● **Your task**
An exact copy of every record, without the pictures, is what should come back.
Data supplied START
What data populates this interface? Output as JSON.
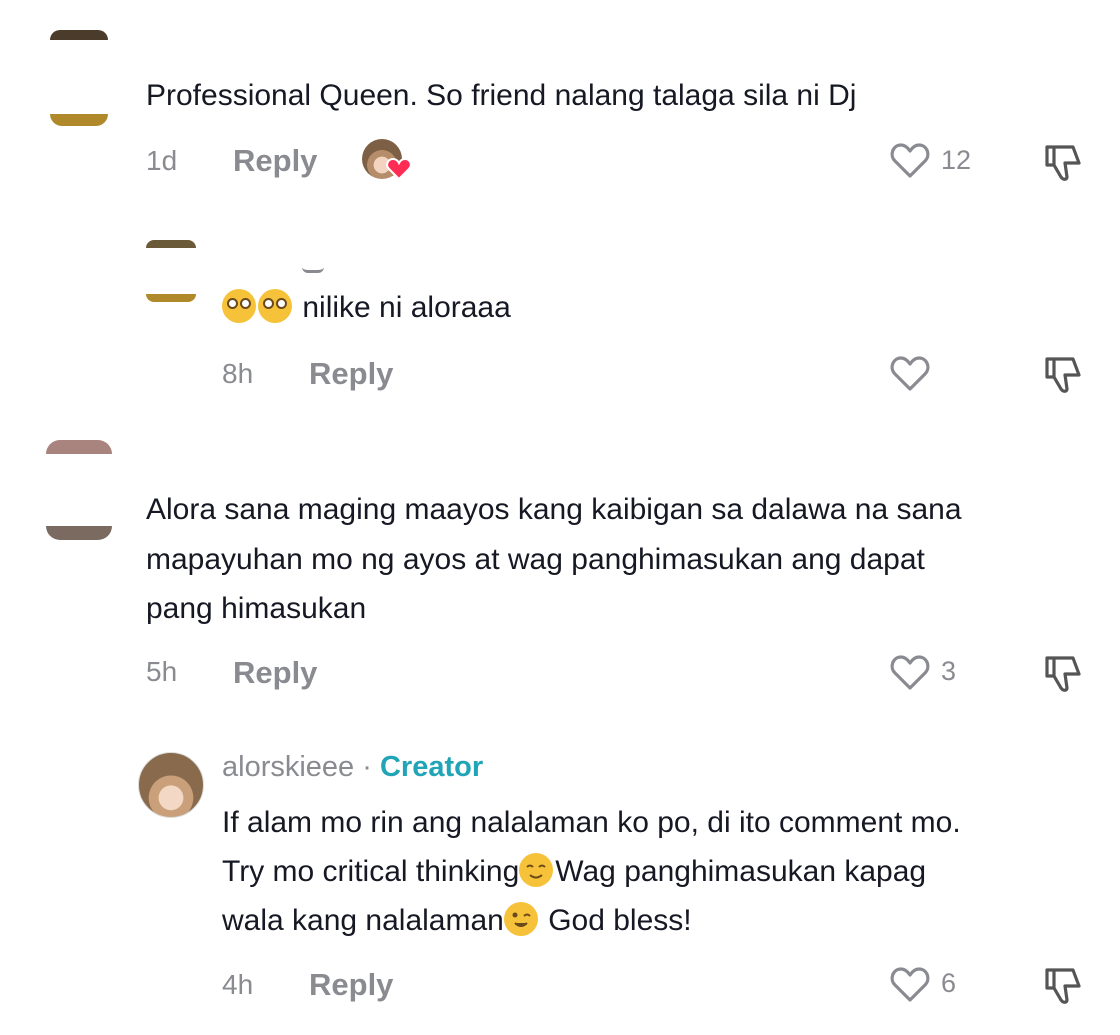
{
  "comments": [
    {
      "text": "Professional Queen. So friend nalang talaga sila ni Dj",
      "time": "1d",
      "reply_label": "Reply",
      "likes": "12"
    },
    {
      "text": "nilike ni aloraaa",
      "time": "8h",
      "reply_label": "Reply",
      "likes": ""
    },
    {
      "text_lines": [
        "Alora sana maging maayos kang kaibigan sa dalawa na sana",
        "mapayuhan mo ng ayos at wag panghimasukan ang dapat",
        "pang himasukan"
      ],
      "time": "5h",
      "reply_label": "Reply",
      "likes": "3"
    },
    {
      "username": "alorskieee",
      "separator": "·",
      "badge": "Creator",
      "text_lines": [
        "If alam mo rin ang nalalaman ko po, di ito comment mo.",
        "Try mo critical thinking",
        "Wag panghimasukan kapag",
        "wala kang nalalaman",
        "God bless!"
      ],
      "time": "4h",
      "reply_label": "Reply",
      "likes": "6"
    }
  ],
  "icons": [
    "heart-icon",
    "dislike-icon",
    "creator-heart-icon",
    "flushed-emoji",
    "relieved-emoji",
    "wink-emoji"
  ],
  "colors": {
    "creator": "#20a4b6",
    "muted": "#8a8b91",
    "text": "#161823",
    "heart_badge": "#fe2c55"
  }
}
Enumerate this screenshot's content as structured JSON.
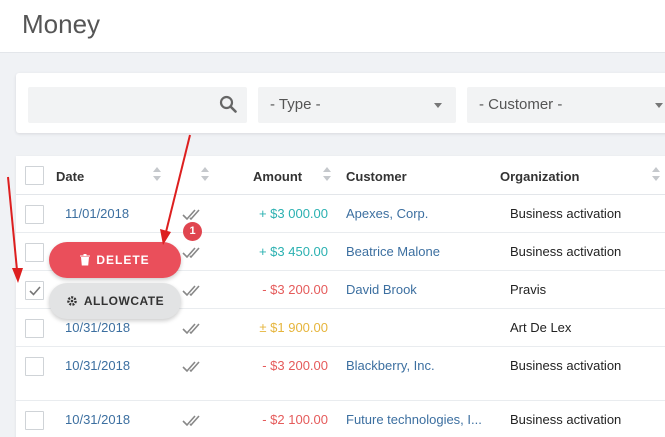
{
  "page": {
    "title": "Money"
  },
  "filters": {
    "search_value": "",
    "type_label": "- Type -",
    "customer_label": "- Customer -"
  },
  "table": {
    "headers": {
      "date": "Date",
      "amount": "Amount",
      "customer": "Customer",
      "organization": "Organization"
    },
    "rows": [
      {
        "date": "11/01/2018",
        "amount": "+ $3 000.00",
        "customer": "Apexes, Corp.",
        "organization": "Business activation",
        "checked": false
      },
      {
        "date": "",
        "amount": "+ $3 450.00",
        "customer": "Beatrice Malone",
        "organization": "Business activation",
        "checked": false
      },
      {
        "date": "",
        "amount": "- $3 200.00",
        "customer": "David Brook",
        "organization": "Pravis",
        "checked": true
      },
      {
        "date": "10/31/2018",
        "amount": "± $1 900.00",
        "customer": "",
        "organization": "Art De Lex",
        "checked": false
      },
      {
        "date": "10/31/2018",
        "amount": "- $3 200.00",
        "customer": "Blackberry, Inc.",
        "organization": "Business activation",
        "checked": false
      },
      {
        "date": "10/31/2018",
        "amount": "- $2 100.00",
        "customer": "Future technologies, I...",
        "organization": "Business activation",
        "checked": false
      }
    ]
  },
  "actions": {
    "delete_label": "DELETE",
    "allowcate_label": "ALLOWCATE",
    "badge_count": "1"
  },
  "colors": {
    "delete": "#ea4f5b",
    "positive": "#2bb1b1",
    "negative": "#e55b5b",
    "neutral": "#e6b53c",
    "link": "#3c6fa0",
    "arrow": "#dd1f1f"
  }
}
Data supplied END
● **Your solution**
What data populates this interface? Output as JSON.
{
  "comments": [
    {
      "text": "Professional Queen. So friend nalang talaga sila ni Dj",
      "time": "1d",
      "reply_label": "Reply",
      "likes": "12"
    },
    {
      "text": "nilike ni aloraaa",
      "time": "8h",
      "reply_label": "Reply",
      "likes": ""
    },
    {
      "text_lines": [
        "Alora sana maging maayos kang kaibigan sa dalawa na sana",
        "mapayuhan mo ng ayos at wag panghimasukan ang dapat",
        "pang himasukan"
      ],
      "time": "5h",
      "reply_label": "Reply",
      "likes": "3"
    },
    {
      "username": "alorskieee",
      "separator": "·",
      "badge": "Creator",
      "text_lines": [
        "If alam mo rin ang nalalaman ko po, di ito comment mo.",
        "Try mo critical thinking",
        "Wag panghimasukan kapag",
        "wala kang nalalaman",
        "God bless!"
      ],
      "time": "4h",
      "reply_label": "Reply",
      "likes": "6"
    }
  ],
  "icons": [
    "heart-icon",
    "dislike-icon",
    "creator-heart-icon",
    "flushed-emoji",
    "relieved-emoji",
    "wink-emoji"
  ],
  "colors": {
    "creator": "#20a4b6",
    "muted": "#8a8b91",
    "text": "#161823",
    "heart_badge": "#fe2c55"
  }
}
Enumerate this screenshot's content as structured JSON.
{
  "page": {
    "title": "Money"
  },
  "filters": {
    "search_value": "",
    "type_label": "- Type -",
    "customer_label": "- Customer -"
  },
  "table": {
    "headers": {
      "date": "Date",
      "amount": "Amount",
      "customer": "Customer",
      "organization": "Organization"
    },
    "rows": [
      {
        "date": "11/01/2018",
        "amount": "+ $3 000.00",
        "customer": "Apexes, Corp.",
        "organization": "Business activation",
        "checked": false
      },
      {
        "date": "",
        "amount": "+ $3 450.00",
        "customer": "Beatrice Malone",
        "organization": "Business activation",
        "checked": false
      },
      {
        "date": "",
        "amount": "- $3 200.00",
        "customer": "David Brook",
        "organization": "Pravis",
        "checked": true
      },
      {
        "date": "10/31/2018",
        "amount": "± $1 900.00",
        "customer": "",
        "organization": "Art De Lex",
        "checked": false
      },
      {
        "date": "10/31/2018",
        "amount": "- $3 200.00",
        "customer": "Blackberry, Inc.",
        "organization": "Business activation",
        "checked": false
      },
      {
        "date": "10/31/2018",
        "amount": "- $2 100.00",
        "customer": "Future technologies, I...",
        "organization": "Business activation",
        "checked": false
      }
    ]
  },
  "actions": {
    "delete_label": "DELETE",
    "allowcate_label": "ALLOWCATE",
    "badge_count": "1"
  },
  "colors": {
    "delete": "#ea4f5b",
    "positive": "#2bb1b1",
    "negative": "#e55b5b",
    "neutral": "#e6b53c",
    "link": "#3c6fa0",
    "arrow": "#dd1f1f"
  }
}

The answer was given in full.